→ Items from an interface collection
[Start of Attachment]
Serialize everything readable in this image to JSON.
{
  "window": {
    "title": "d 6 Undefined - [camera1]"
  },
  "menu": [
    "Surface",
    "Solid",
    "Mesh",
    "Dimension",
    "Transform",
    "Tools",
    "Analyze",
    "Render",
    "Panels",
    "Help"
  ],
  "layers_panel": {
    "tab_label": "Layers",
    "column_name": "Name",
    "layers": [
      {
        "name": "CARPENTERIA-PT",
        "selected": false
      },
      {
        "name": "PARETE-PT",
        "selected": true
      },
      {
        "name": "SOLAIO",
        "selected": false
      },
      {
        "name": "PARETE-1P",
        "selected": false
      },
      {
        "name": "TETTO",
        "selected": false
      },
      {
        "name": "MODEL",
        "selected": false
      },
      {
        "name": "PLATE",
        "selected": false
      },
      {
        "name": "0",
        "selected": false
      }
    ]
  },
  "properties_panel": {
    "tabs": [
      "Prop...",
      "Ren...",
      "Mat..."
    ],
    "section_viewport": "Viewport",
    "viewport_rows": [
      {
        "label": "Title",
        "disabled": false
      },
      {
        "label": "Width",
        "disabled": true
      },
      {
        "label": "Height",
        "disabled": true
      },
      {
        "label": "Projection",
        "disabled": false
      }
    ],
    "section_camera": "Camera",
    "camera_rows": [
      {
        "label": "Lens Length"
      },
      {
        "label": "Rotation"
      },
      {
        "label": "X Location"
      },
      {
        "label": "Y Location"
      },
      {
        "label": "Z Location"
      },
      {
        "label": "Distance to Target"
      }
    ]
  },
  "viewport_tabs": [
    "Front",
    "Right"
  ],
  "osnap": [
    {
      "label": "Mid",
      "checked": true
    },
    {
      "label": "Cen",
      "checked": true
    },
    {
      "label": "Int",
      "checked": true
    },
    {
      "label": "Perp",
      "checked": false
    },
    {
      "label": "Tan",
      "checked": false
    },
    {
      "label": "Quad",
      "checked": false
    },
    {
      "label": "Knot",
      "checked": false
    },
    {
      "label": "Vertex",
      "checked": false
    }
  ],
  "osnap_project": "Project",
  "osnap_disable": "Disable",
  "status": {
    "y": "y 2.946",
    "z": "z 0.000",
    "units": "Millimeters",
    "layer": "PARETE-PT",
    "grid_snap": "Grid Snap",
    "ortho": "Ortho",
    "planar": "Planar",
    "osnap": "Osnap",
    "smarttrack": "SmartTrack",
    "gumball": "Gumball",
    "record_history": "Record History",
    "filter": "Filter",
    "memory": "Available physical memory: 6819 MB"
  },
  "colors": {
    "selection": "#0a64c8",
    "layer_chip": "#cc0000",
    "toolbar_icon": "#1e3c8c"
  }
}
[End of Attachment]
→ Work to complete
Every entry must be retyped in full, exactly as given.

→ Solution to the exercise
Serialize everything readable in this image to JSON.
{
  "window": {
    "title": "d 6 Undefined - [camera1]"
  },
  "menu": [
    "Surface",
    "Solid",
    "Mesh",
    "Dimension",
    "Transform",
    "Tools",
    "Analyze",
    "Render",
    "Panels",
    "Help"
  ],
  "layers_panel": {
    "tab_label": "Layers",
    "column_name": "Name",
    "layers": [
      {
        "name": "CARPENTERIA-PT",
        "selected": false
      },
      {
        "name": "PARETE-PT",
        "selected": true
      },
      {
        "name": "SOLAIO",
        "selected": false
      },
      {
        "name": "PARETE-1P",
        "selected": false
      },
      {
        "name": "TETTO",
        "selected": false
      },
      {
        "name": "MODEL",
        "selected": false
      },
      {
        "name": "PLATE",
        "selected": false
      },
      {
        "name": "0",
        "selected": false
      }
    ]
  },
  "properties_panel": {
    "tabs": [
      "Prop...",
      "Ren...",
      "Mat..."
    ],
    "section_viewport": "Viewport",
    "viewport_rows": [
      {
        "label": "Title",
        "disabled": false
      },
      {
        "label": "Width",
        "disabled": true
      },
      {
        "label": "Height",
        "disabled": true
      },
      {
        "label": "Projection",
        "disabled": false
      }
    ],
    "section_camera": "Camera",
    "camera_rows": [
      {
        "label": "Lens Length"
      },
      {
        "label": "Rotation"
      },
      {
        "label": "X Location"
      },
      {
        "label": "Y Location"
      },
      {
        "label": "Z Location"
      },
      {
        "label": "Distance to Target"
      }
    ]
  },
  "viewport_tabs": [
    "Front",
    "Right"
  ],
  "osnap": [
    {
      "label": "Mid",
      "checked": true
    },
    {
      "label": "Cen",
      "checked": true
    },
    {
      "label": "Int",
      "checked": true
    },
    {
      "label": "Perp",
      "checked": false
    },
    {
      "label": "Tan",
      "checked": false
    },
    {
      "label": "Quad",
      "checked": false
    },
    {
      "label": "Knot",
      "checked": false
    },
    {
      "label": "Vertex",
      "checked": false
    }
  ],
  "osnap_project": "Project",
  "osnap_disable": "Disable",
  "status": {
    "y": "y 2.946",
    "z": "z 0.000",
    "units": "Millimeters",
    "layer": "PARETE-PT",
    "grid_snap": "Grid Snap",
    "ortho": "Ortho",
    "planar": "Planar",
    "osnap": "Osnap",
    "smarttrack": "SmartTrack",
    "gumball": "Gumball",
    "record_history": "Record History",
    "filter": "Filter",
    "memory": "Available physical memory: 6819 MB"
  },
  "colors": {
    "selection": "#0a64c8",
    "layer_chip": "#cc0000",
    "toolbar_icon": "#1e3c8c"
  }
}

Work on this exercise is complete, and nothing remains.